ASSIGNED TASK> Search the entries for the word "Indio" and return every line where it is found.

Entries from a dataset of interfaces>
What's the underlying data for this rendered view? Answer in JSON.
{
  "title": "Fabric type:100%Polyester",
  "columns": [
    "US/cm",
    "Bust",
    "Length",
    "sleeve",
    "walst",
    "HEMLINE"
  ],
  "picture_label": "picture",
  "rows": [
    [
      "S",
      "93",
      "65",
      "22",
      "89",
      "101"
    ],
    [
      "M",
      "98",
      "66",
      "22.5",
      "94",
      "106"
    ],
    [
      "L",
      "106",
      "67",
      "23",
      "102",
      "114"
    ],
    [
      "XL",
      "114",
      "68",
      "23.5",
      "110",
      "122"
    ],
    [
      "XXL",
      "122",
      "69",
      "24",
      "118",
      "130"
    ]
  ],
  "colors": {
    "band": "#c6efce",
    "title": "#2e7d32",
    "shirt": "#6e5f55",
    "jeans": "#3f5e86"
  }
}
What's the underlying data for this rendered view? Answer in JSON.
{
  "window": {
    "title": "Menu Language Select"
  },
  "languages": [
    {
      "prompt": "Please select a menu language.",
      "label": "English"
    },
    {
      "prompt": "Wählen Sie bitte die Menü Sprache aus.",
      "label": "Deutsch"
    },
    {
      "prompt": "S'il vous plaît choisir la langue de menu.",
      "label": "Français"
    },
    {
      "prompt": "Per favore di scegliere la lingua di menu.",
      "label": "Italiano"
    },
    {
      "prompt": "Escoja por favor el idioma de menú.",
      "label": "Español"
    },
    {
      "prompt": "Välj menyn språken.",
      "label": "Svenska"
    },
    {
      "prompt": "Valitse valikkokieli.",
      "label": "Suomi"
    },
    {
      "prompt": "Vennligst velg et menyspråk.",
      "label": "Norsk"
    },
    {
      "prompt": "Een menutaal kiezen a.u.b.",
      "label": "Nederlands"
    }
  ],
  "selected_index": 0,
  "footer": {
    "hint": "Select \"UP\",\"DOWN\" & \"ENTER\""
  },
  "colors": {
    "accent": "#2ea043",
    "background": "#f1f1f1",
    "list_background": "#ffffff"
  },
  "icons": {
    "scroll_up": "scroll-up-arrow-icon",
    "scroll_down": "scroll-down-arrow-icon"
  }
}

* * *

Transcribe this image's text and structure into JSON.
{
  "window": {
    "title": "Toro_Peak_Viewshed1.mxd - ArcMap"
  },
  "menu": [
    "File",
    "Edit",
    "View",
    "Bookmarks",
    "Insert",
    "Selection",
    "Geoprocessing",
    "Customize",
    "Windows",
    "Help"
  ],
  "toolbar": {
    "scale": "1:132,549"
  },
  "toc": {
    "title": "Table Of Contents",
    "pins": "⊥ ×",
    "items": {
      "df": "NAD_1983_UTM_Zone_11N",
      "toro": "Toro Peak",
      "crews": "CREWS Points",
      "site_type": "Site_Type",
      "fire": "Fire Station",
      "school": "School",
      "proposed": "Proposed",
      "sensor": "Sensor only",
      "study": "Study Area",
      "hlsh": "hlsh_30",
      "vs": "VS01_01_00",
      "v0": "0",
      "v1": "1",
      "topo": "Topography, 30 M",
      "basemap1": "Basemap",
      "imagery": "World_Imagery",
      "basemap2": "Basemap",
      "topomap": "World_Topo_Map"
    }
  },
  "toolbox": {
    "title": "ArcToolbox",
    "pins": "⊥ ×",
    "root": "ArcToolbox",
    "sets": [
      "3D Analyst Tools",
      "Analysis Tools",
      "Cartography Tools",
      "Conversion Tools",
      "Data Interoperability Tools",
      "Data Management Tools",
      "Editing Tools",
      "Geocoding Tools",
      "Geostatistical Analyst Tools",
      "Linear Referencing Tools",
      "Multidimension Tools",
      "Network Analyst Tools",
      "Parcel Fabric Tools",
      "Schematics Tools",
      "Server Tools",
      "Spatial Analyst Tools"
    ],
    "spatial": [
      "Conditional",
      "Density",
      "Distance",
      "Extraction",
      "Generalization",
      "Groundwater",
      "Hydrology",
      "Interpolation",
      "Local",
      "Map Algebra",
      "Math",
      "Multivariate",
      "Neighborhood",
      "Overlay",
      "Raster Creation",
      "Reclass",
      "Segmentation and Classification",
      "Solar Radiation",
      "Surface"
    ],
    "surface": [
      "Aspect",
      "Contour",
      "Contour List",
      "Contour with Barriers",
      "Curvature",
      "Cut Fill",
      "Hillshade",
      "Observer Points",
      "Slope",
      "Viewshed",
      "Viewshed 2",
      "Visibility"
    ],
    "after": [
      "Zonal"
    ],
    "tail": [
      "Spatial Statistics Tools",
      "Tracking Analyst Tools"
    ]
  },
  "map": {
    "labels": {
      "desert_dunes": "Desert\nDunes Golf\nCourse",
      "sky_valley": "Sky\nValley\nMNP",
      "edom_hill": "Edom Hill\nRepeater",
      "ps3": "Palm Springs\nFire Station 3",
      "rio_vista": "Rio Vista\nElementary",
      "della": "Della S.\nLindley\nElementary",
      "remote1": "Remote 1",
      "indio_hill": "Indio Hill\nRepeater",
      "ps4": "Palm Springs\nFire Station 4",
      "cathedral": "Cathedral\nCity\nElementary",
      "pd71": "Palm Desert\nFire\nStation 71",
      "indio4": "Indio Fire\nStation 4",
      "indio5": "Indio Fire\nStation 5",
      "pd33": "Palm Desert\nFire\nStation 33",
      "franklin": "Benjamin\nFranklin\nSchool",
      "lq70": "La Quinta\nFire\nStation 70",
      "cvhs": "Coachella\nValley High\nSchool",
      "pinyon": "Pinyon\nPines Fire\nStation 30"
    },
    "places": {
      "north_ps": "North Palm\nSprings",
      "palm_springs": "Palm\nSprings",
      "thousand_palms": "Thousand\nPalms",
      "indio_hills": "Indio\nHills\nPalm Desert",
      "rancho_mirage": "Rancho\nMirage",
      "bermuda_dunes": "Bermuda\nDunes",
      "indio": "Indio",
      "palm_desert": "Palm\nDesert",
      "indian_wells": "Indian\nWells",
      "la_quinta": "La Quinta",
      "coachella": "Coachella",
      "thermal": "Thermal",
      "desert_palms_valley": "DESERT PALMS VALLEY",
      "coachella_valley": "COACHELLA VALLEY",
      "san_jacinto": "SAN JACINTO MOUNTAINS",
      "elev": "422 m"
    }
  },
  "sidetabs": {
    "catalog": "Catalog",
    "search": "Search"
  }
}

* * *

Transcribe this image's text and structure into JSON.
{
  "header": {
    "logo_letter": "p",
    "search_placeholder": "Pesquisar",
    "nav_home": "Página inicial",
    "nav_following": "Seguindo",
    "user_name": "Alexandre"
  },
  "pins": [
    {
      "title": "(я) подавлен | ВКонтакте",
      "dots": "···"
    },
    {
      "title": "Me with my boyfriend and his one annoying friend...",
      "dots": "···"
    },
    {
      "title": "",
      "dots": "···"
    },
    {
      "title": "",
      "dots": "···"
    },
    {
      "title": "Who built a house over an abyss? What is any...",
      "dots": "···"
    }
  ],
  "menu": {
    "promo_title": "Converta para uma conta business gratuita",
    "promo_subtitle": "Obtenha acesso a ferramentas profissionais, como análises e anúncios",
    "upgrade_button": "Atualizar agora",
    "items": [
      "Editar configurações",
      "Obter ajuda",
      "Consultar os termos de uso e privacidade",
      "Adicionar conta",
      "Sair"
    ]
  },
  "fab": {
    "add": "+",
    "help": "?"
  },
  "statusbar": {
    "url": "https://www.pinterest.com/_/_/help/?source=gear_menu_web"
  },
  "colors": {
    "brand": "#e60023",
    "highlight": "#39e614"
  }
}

THE COMPLETED TASK>
      "indio_hill": "Indio Hill\nRepeater",
      "indio4": "Indio Fire\nStation 4",
      "indio5": "Indio Fire\nStation 5",
      "indio_hills": "Indio\nHills\nPalm Desert",
      "indio": "Indio",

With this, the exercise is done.